At the same time, God’s Word often mentions music as an important means by which we can express our thanks, praise, and love for God. This is why I specifically use the phrase “musical praise and worship.”
The book of Psalms speaks much about musical praise and worship, and it should be an important part of our worship gatherings. “Come before His presence with singing” (Ps. 100:2 KJV) … “I will praise God’s name in song” (Ps. 69:30) … “come before Him with … music and song” (Ps. 95:2). In the book of Acts the early church “met together in the temple courts … praising God … and the Lord added” (Acts 2:46-47).
Since musical praise and worship is an important part of our corporate gatherings, we should seek to be biblical and practical in our approach. I believe it is not only more biblical but also more practical to do a significant part of our musical worship after the Word is preached.
I find this pattern in the book of Nehemiah. Nehemiah is about rebuilding the wall of Jerusalem, as well as the people of God. Physical and spiritual walls needed to be rebuilt. After the physical wall was completed, lives needed to be rebuilt. The same is true today. In Nehemiah 8 the Word was read and explained to the people. This resulted in people confessing their sins and getting right with God in Nehemiah 9. Finally, Nehemiah 12 says they “celebrated joyfully … with songs of thanksgiving and with music of cymbals, harps and lyres” (v. 27). Could this be a pattern we should follow today?
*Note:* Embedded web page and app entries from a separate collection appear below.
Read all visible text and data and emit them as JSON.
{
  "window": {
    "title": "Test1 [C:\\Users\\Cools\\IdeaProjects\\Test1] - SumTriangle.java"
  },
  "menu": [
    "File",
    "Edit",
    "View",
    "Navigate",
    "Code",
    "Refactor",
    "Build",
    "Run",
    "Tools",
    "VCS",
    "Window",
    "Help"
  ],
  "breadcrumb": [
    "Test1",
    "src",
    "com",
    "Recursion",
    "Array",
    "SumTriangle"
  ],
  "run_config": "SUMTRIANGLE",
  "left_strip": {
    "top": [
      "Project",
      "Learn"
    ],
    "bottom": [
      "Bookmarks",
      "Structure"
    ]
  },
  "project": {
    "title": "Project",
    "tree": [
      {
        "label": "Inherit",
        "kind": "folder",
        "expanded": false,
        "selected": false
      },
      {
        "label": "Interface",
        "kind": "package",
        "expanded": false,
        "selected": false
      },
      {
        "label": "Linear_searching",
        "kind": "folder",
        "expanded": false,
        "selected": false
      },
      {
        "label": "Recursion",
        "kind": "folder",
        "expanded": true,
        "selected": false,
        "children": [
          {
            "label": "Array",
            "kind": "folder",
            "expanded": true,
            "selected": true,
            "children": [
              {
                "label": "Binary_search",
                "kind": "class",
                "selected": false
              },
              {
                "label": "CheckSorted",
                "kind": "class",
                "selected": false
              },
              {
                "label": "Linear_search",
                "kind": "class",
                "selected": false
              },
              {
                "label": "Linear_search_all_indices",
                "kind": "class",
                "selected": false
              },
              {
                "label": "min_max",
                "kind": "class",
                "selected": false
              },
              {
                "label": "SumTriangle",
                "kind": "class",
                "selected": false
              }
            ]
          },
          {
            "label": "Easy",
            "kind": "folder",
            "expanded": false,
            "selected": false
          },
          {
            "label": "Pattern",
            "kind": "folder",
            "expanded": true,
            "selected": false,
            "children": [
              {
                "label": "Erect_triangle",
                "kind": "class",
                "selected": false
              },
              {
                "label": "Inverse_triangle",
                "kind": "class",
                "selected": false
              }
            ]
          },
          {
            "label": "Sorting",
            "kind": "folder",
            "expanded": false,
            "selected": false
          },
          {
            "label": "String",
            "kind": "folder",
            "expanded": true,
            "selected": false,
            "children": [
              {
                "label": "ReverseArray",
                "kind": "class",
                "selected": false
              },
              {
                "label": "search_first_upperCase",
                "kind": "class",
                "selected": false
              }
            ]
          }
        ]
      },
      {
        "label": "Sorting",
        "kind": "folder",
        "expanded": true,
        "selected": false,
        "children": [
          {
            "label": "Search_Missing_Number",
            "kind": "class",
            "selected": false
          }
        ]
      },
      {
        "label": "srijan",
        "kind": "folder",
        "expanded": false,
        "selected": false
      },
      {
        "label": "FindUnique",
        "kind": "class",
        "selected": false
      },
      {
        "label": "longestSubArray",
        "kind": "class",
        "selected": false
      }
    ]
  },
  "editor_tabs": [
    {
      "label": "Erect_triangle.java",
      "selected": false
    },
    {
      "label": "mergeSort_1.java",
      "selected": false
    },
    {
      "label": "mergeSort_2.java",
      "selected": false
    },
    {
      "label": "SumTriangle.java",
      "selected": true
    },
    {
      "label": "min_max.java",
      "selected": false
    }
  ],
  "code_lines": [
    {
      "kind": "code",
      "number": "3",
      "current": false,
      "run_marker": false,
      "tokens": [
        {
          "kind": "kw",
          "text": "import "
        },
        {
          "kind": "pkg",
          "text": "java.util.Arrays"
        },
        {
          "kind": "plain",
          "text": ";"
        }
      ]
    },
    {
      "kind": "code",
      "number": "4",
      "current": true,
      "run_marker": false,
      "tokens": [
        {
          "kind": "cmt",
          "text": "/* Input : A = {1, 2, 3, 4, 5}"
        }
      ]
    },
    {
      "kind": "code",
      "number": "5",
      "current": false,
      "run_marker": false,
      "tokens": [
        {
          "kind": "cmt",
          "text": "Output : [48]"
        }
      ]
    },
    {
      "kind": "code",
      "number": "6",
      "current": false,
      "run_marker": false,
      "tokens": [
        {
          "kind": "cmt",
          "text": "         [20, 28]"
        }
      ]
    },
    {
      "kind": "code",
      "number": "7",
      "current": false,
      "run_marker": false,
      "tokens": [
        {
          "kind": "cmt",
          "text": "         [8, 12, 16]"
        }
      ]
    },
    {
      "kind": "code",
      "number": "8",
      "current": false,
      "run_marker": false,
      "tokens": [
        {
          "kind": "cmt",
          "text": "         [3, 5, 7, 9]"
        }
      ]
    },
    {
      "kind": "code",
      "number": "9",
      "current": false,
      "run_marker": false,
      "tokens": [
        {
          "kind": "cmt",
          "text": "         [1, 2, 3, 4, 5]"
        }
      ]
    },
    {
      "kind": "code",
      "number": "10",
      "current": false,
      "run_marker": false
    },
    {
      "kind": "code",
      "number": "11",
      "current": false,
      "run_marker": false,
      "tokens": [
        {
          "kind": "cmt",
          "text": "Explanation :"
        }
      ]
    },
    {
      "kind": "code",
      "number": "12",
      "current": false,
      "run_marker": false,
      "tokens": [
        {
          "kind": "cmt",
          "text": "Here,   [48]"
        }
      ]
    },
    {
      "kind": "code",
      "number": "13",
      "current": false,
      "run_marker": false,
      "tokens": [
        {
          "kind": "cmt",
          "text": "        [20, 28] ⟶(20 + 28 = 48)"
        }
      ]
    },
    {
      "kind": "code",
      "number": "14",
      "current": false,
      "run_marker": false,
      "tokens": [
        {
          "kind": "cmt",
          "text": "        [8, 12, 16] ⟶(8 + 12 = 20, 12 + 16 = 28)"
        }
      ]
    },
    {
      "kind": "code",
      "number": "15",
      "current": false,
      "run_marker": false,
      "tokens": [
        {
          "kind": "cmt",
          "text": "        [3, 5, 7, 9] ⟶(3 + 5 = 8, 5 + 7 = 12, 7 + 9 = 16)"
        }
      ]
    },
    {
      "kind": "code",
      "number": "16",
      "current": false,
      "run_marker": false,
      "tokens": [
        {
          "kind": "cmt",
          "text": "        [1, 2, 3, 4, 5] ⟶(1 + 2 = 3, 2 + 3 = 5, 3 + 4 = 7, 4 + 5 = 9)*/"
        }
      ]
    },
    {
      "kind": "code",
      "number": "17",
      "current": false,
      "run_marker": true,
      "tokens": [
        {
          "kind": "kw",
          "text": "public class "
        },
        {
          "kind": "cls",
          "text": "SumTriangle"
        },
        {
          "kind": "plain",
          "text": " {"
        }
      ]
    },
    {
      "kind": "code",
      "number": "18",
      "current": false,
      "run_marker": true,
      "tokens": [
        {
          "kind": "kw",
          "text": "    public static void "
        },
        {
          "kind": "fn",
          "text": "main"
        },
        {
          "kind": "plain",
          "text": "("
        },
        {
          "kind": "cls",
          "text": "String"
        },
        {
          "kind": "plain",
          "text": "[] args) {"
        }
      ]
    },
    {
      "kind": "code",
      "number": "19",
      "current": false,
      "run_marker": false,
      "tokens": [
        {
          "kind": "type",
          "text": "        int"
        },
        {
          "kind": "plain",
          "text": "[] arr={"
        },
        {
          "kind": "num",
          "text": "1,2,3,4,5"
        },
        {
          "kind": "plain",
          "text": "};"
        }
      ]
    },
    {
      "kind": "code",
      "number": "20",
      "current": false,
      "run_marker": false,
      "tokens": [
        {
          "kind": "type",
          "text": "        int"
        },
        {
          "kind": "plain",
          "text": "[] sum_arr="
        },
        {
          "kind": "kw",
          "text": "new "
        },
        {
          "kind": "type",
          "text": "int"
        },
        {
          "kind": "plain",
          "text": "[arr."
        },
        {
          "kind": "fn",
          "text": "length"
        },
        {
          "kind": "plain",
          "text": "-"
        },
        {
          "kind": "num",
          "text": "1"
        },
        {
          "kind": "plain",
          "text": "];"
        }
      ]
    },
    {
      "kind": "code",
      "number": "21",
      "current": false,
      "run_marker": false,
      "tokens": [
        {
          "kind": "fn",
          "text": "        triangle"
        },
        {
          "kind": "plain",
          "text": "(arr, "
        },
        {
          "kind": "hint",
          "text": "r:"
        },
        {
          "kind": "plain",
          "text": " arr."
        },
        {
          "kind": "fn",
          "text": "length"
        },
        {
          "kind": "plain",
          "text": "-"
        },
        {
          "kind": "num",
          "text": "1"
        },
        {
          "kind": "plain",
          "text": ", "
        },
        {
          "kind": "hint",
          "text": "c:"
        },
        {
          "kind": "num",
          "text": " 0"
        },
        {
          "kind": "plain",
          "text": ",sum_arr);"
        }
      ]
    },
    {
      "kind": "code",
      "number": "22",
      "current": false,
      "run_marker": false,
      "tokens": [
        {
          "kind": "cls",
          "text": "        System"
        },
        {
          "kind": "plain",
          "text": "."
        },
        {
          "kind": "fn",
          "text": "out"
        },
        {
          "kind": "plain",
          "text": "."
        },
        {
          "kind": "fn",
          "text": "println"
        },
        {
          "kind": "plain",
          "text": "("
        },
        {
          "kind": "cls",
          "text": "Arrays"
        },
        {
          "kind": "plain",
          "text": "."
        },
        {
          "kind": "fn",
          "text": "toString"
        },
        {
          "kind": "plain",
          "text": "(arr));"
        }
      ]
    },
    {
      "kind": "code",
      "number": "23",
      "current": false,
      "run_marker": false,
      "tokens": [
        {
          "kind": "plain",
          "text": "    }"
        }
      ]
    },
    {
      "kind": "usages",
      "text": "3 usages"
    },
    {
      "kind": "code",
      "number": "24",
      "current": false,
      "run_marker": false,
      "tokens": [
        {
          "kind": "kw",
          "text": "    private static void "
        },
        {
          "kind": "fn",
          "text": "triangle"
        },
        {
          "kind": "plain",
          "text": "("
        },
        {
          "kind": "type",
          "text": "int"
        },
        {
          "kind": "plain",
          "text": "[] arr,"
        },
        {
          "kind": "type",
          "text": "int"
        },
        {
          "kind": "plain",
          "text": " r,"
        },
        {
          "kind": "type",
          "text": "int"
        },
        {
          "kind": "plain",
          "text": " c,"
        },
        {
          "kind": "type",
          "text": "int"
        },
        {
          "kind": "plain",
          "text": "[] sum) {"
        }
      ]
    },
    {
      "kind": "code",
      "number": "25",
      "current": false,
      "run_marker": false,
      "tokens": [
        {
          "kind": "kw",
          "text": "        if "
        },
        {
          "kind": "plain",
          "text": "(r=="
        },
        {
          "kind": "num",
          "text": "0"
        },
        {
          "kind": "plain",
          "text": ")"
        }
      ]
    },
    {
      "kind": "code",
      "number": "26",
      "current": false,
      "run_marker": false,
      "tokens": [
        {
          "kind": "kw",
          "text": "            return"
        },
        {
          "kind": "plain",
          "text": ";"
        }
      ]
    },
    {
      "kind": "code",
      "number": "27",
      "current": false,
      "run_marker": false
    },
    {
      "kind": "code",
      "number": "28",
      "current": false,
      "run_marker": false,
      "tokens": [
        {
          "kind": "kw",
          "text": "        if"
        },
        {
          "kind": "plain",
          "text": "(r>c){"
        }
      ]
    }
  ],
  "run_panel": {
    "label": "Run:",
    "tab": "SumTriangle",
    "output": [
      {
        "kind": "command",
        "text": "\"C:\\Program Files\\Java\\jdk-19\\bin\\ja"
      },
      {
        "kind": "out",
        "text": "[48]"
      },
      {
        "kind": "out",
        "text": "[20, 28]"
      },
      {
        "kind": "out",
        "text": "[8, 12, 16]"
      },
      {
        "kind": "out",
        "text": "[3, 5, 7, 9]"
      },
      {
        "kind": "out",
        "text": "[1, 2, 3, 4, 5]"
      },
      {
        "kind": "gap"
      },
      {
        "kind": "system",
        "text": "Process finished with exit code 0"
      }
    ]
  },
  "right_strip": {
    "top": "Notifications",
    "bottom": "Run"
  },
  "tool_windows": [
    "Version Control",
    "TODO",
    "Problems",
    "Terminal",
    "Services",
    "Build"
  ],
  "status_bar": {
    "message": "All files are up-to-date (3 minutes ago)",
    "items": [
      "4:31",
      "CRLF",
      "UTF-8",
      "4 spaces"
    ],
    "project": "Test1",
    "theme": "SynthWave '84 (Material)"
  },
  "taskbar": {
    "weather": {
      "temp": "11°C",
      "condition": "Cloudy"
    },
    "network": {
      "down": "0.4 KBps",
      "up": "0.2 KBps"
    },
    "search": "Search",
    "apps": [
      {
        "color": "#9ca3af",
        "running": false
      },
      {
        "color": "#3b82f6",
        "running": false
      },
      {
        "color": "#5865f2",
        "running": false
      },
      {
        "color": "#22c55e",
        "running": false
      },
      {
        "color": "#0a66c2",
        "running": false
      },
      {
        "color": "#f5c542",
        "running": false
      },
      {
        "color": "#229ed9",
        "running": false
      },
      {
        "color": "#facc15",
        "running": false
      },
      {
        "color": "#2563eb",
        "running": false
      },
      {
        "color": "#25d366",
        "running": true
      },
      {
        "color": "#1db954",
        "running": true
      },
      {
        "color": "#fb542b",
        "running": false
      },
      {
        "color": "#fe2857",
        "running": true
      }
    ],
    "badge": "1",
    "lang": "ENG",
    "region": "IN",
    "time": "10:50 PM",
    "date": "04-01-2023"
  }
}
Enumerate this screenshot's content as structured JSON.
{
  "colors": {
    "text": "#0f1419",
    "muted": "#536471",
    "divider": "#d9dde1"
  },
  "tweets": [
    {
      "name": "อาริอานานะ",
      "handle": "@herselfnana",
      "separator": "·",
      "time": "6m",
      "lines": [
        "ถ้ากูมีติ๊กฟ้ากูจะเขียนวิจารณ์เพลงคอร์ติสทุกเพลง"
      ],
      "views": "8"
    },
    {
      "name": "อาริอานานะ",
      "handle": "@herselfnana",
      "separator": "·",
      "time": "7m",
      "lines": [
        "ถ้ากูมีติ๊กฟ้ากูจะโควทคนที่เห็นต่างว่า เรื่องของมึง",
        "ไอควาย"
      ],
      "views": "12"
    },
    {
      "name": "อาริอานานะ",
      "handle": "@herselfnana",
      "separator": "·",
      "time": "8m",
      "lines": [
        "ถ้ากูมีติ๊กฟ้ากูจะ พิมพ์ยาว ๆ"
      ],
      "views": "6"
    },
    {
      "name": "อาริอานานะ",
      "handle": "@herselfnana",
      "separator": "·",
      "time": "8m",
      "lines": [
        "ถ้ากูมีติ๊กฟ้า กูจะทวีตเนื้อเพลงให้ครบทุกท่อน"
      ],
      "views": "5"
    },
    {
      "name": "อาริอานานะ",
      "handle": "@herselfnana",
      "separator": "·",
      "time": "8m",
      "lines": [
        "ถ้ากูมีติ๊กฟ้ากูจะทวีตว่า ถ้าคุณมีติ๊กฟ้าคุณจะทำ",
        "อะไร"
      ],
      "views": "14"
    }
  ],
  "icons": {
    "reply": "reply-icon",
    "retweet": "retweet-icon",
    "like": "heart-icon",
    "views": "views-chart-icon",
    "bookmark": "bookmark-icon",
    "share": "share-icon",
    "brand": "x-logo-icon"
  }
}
I suggest we consider having musical praise at the front end of a service, and musical worship after the message. Musical praise is one significant way to “enter His gates with thanksgiving and His courts with praise” (Ps. 100:4). This is a great way to start a corporate service. After this praise time we are ready to hear an anointed message from God’s Word. Through the Word our hearts are challenged, stirred, convicted and encouraged. At this point we are in the best position to confess our sins, get right with God, get prayer from others, and worship at a heightened level. Prayer and worship can be a response to the Word. Therefore, if we allowed more time for musical worship and prayerful response after the Word is proclaimed, I believe people would encounter God and worship Him at a deeper level.
“I cannot sing before I have seen. All worship is a response to a revelation - it's only as we breathe in more of the wonders of God that we can breathe out a fuller response to Him."
Matt Redman, Facedown (pg. 98)